  8. risom.de May 24, 2011 at 6:49 am

    @lazyreader: care to elaborate on your numbers? You said “In order to replace just one nuclear reactor, you’d have to build tens of thousands of acres of solar panels.”
    Let’s do a quick calculation: One 1960’s reactor has a designed output of about 600MW, and continuously produces about half of that, 300MW. One square meter of photovoltaic modules produces about 150Wpeak, which translate to a continuous production of about 15W throughout the year. So, in order to replace one reactor you would need 20 million square meters, which is equals 2000 hectars or 5000 acres. You are off by a factor of 10 (assuming “tens of thousands” means 50000).

  9. eddieya May 23, 2011 at 8:41 pm

    Offshore wind is the way to go in Japan!

  10. lazyreader May 23, 2011 at 4:23 pm

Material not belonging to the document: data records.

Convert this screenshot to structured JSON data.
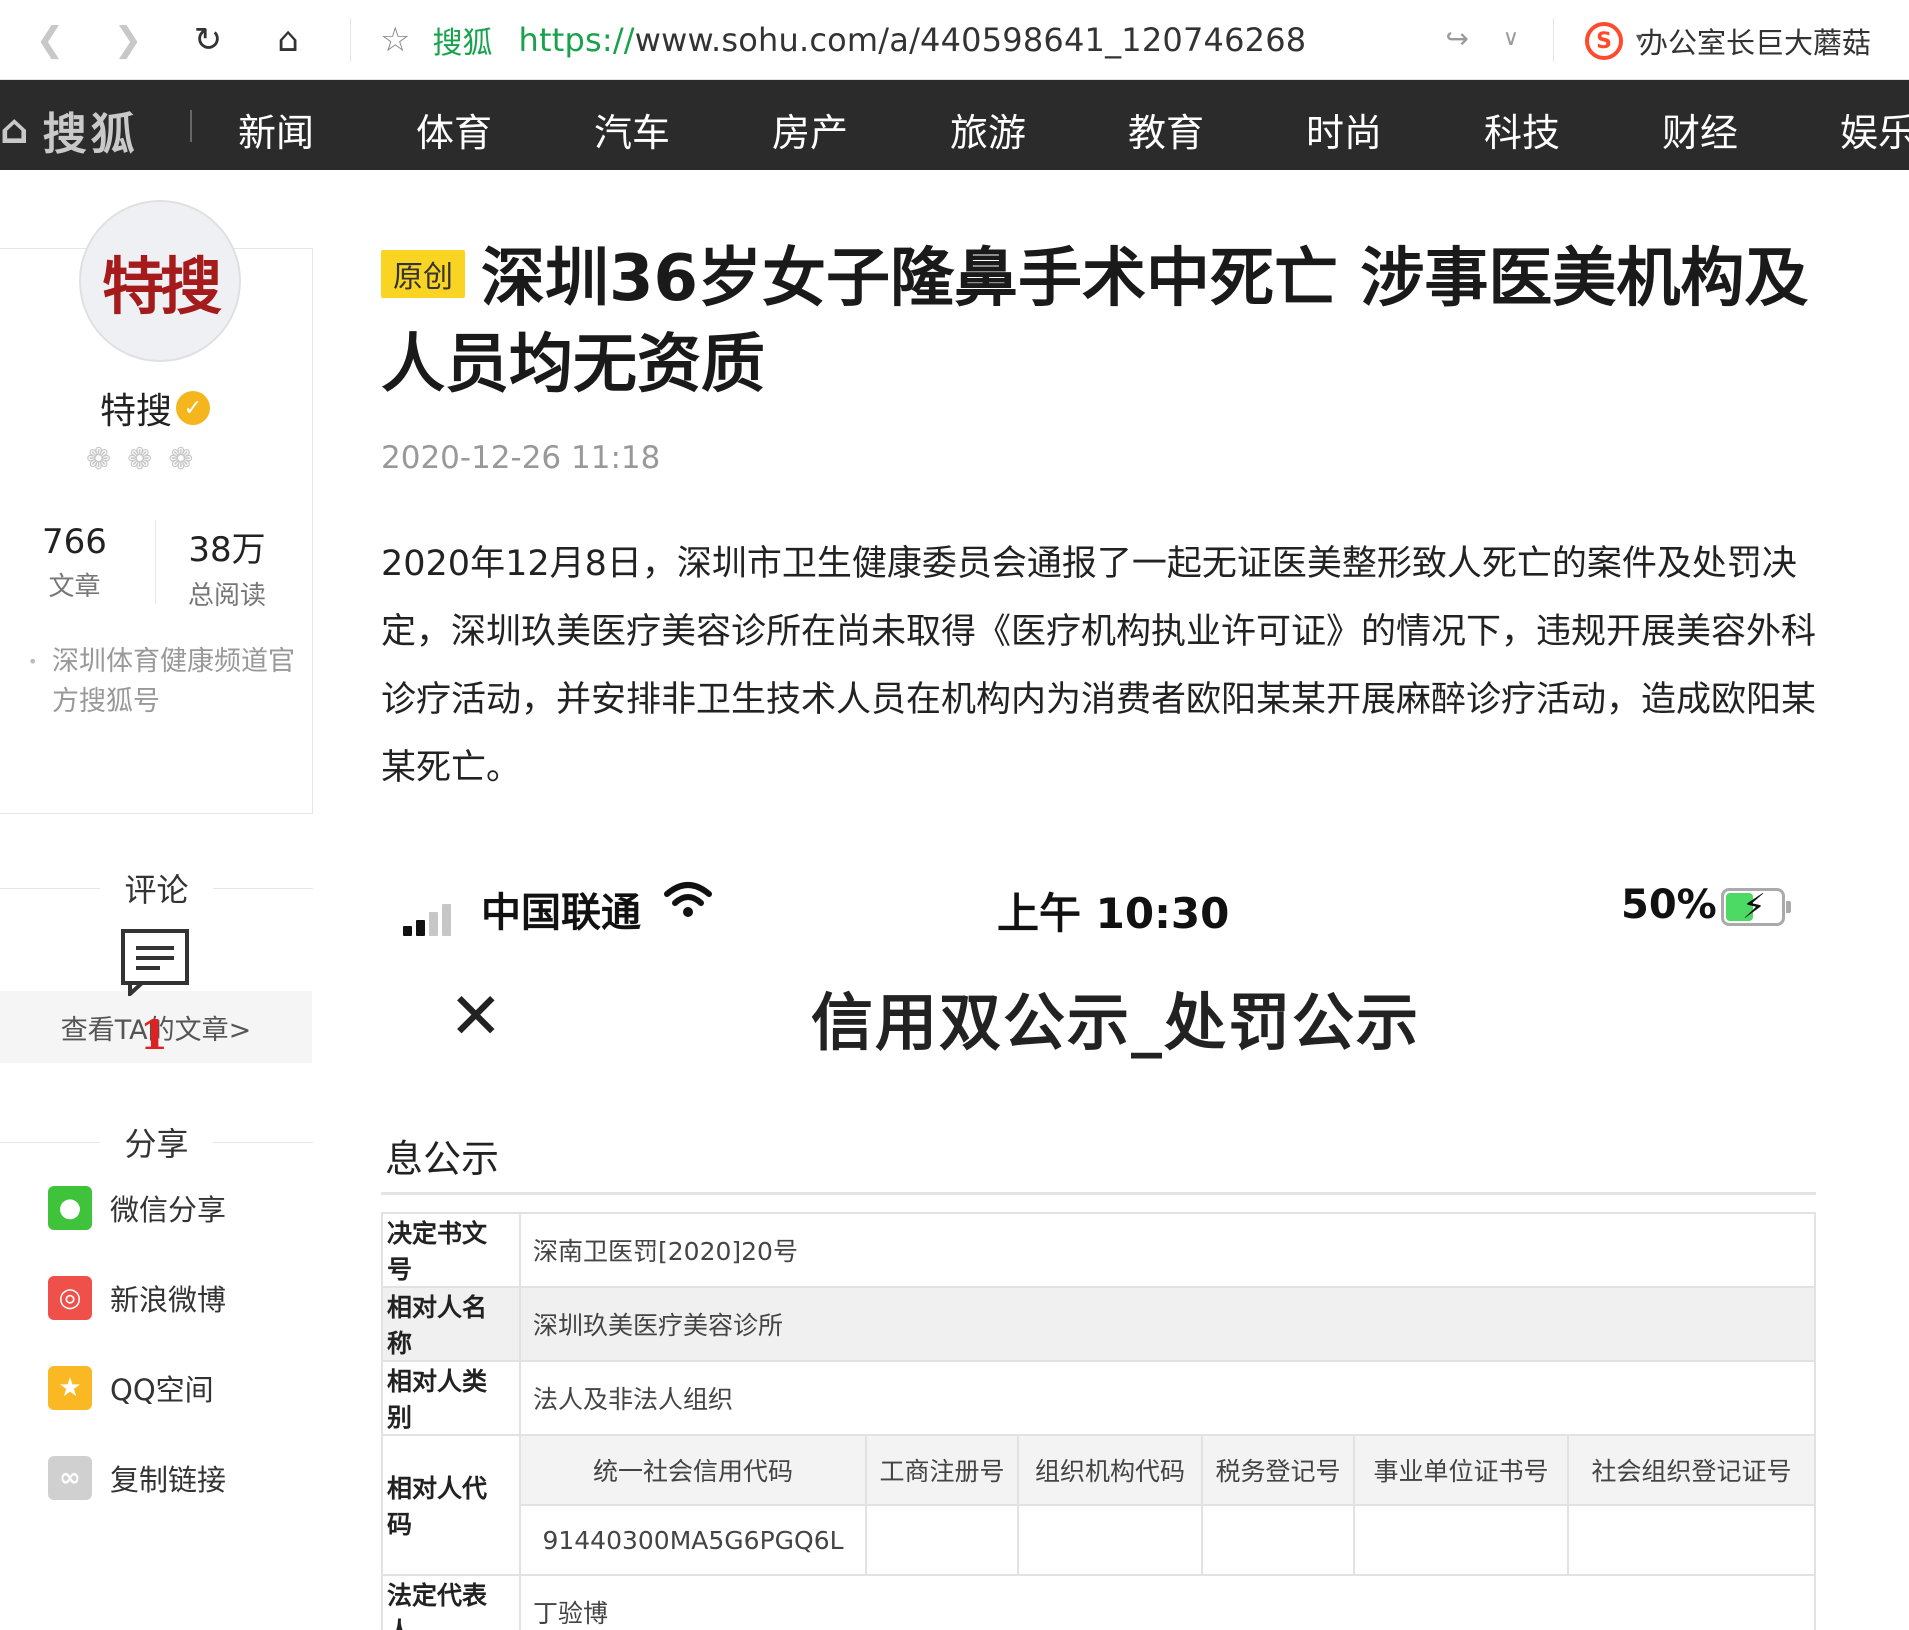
{
  "browser": {
    "back_icon": "chevron-left-icon",
    "forward_icon": "chevron-right-icon",
    "reload_icon": "reload-icon",
    "home_icon": "home-icon",
    "site_name": "搜狐",
    "url_protocol": "https://",
    "url_rest": "www.sohu.com/a/440598641_120746268",
    "user_label": "办公室长巨大蘑菇"
  },
  "site_nav": {
    "logo": "搜狐",
    "items": [
      "新闻",
      "体育",
      "汽车",
      "房产",
      "旅游",
      "教育",
      "时尚",
      "科技",
      "财经",
      "娱乐"
    ]
  },
  "author": {
    "avatar_text": "特搜",
    "name": "特搜",
    "articles_count": "766",
    "articles_label": "文章",
    "reads_count": "38万",
    "reads_label": "总阅读",
    "description": "深圳体育健康频道官方搜狐号",
    "desc_line1": "深圳体育健康频道官",
    "desc_line2": "方搜狐号",
    "view_articles": "查看TA的文章>"
  },
  "comments": {
    "heading": "评论",
    "count": "1"
  },
  "share": {
    "heading": "分享",
    "items": [
      {
        "label": "微信分享",
        "color": "#3fc33a"
      },
      {
        "label": "新浪微博",
        "color": "#f0504a"
      },
      {
        "label": "QQ空间",
        "color": "#f9b824"
      },
      {
        "label": "复制链接",
        "color": "#d0d0d0"
      }
    ]
  },
  "article": {
    "badge": "原创",
    "title": "深圳36岁女子隆鼻手术中死亡 涉事医美机构及人员均无资质",
    "date": "2020-12-26 11:18",
    "body": "2020年12月8日，深圳市卫生健康委员会通报了一起无证医美整形致人死亡的案件及处罚决定，深圳玖美医疗美容诊所在尚未取得《医疗机构执业许可证》的情况下，违规开展美容外科诊疗活动，并安排非卫生技术人员在机构内为消费者欧阳某某开展麻醉诊疗活动，造成欧阳某某死亡。"
  },
  "phone_screenshot": {
    "carrier": "中国联通",
    "time": "上午 10:30",
    "battery": "50%",
    "battery_level": 0.5,
    "page_title": "信用双公示_处罚公示",
    "section": "息公示",
    "rows": {
      "decision_no_label": "决定书文号",
      "decision_no": "深南卫医罚[2020]20号",
      "party_name_label": "相对人名称",
      "party_name": "深圳玖美医疗美容诊所",
      "party_type_label": "相对人类别",
      "party_type": "法人及非法人组织",
      "party_code_label": "相对人代码",
      "code_headers": [
        "统一社会信用代码",
        "工商注册号",
        "组织机构代码",
        "税务登记号",
        "事业单位证书号",
        "社会组织登记证号"
      ],
      "credit_code": "91440300MA5G6PGQ6L",
      "legal_rep_label": "法定代表人",
      "legal_rep": "丁验博"
    }
  }
}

    In order to replace just one nuclear reactor, you’d have to build tens of thousands of acres of solar panels. In New York City, the building, 4 Times Square has solar panels integrated into the facade of the building. It only generates less than one half of one percent of the buildings power needs. So mandatory solar installations on multi-story highrises in Japan is of no consequence and will do little to supplement the power needs of their major cities. Now I agree nuclear has a long way to go to become economically self sufficient. I support free market power production without the need for subsidies. Even though the coal, oil, and gas industry get subsidies, but they could easily operate in a profitable fashion without it. Per capita wind and solar require far more and those business would close down or leave without the aid. Solar and wind industries have proved they can’t attract private capital that seek to make a profit, they’ve proven they cant be sustained without subsidies so they cant stand on their own two feet. You’re taking money for good economic growth elsewhere and pouring it into a place the markets would never select for economic growth.

  • Read Inhabitat

  • Search Categories

  • Recent Posts

  • Recent Comments

  • Browse by Keyword

get the free Inhabitat newsletter

Submit this form
popular today
all time
most commented
more popular stories >
more popular stories >
more popular stories >
Federated Media Publishing - Home